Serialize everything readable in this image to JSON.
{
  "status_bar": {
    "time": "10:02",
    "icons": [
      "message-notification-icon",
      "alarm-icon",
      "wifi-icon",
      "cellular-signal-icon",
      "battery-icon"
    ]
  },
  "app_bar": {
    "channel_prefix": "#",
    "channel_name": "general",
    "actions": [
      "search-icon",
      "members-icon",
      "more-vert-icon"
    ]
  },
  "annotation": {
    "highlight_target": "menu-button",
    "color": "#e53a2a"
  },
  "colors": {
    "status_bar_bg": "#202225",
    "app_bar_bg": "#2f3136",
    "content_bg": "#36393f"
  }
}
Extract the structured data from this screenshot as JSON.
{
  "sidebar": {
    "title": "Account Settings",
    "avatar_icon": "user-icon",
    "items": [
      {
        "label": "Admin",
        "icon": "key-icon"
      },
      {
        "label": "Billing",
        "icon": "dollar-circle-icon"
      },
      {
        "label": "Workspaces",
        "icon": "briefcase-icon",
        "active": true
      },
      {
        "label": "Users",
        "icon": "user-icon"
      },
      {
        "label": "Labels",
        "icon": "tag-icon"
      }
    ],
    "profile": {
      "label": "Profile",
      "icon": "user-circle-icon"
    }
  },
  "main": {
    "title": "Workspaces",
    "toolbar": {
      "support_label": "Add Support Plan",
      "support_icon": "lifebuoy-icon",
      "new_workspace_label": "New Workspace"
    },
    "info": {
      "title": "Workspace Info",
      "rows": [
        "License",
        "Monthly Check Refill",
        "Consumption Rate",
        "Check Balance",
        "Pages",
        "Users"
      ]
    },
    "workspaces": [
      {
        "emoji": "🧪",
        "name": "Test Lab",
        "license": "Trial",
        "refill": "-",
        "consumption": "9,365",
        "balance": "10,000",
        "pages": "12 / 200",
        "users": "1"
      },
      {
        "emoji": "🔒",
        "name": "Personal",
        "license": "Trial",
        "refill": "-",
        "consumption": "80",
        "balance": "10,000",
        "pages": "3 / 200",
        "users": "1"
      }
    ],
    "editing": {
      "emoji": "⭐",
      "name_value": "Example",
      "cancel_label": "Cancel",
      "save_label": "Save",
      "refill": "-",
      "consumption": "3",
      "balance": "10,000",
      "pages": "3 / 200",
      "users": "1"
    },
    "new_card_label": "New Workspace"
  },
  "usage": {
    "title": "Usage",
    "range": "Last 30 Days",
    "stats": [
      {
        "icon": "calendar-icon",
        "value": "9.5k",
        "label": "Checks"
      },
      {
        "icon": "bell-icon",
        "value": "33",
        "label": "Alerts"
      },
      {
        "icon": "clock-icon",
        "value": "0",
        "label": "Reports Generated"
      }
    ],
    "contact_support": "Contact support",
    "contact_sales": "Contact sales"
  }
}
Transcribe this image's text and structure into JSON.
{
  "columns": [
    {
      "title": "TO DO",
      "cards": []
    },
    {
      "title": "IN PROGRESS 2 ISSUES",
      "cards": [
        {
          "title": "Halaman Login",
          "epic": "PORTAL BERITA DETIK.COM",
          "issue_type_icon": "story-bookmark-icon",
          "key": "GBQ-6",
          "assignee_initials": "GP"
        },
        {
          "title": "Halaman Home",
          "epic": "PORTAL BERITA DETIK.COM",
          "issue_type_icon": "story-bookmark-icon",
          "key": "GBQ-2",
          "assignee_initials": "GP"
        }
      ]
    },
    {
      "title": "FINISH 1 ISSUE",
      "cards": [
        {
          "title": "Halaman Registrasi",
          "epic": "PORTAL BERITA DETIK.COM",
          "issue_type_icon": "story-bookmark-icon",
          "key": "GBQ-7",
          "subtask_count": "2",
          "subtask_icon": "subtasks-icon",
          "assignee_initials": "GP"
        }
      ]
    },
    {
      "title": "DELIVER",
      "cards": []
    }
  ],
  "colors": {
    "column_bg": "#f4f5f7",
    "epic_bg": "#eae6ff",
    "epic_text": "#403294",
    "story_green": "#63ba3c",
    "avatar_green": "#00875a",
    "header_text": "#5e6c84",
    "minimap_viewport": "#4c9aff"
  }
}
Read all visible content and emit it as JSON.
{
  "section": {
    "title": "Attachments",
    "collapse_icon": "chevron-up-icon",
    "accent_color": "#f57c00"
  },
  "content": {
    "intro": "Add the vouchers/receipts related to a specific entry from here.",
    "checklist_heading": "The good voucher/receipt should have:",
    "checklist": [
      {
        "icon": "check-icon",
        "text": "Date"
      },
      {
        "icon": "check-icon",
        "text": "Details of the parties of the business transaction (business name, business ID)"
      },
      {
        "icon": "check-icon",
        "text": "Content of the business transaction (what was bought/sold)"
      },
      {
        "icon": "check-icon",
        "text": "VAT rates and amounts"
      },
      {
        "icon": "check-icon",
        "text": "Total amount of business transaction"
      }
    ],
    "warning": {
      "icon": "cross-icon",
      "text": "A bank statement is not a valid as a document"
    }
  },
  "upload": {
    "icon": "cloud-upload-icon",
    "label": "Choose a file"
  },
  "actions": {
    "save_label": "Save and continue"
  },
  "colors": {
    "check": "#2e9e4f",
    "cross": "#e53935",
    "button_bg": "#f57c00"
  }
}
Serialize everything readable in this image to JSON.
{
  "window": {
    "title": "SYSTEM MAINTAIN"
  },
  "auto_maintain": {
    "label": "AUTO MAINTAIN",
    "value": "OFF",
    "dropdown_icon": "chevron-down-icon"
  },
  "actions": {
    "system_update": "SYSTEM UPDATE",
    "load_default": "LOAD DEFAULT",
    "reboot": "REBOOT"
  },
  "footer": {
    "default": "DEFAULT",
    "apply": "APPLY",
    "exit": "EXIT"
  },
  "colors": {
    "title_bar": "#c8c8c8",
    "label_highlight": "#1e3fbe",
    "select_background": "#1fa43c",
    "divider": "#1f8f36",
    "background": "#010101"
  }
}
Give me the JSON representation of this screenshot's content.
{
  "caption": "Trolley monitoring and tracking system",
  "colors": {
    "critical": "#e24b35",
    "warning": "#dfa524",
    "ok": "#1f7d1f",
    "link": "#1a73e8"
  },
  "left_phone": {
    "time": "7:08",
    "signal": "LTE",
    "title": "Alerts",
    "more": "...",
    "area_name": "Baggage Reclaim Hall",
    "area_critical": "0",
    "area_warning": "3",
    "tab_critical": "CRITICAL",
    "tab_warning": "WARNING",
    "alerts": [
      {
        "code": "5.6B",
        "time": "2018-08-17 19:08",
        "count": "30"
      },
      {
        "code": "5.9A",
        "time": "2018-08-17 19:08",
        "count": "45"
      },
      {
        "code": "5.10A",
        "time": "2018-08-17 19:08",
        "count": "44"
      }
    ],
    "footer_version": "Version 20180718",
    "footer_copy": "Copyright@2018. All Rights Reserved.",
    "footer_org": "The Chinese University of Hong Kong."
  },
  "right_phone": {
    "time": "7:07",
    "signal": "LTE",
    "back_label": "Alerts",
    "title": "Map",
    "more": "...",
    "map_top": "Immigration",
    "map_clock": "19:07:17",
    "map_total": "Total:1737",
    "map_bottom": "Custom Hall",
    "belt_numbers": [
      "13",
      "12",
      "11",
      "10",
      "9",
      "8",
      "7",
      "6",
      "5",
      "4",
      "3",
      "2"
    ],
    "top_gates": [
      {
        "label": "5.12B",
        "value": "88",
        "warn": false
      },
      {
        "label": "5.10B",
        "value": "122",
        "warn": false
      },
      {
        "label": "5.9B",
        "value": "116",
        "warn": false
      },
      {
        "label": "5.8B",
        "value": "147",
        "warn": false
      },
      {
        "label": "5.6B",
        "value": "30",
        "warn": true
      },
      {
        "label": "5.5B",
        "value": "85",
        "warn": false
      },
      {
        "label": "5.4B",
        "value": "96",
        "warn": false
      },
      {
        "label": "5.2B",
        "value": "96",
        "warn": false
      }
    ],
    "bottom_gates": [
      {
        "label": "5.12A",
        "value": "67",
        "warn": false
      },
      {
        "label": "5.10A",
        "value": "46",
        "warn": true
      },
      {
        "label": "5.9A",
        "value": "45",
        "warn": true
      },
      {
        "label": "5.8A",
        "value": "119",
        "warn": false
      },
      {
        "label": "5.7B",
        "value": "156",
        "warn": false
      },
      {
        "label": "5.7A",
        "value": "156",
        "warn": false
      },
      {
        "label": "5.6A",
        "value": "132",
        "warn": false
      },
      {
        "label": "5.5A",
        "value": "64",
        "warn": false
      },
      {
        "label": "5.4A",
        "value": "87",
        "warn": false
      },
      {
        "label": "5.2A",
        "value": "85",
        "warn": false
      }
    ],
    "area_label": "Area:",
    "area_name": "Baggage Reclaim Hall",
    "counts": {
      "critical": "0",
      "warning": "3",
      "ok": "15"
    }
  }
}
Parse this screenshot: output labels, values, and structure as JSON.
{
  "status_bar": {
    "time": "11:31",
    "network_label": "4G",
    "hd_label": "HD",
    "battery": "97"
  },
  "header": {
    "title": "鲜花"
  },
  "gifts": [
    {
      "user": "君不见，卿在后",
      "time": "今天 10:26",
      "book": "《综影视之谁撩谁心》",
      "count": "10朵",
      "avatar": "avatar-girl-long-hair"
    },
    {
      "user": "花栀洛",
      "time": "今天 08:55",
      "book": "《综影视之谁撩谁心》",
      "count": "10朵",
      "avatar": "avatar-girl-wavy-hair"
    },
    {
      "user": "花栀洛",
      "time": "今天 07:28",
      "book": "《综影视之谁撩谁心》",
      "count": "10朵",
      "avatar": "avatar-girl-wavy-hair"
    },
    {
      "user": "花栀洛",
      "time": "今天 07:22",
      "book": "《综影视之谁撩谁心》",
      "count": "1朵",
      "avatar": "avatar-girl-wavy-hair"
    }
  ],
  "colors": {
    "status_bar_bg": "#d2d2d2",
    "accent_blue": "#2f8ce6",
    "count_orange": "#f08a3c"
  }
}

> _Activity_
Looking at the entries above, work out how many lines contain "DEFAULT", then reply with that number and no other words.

> _Answer to this exercise_
2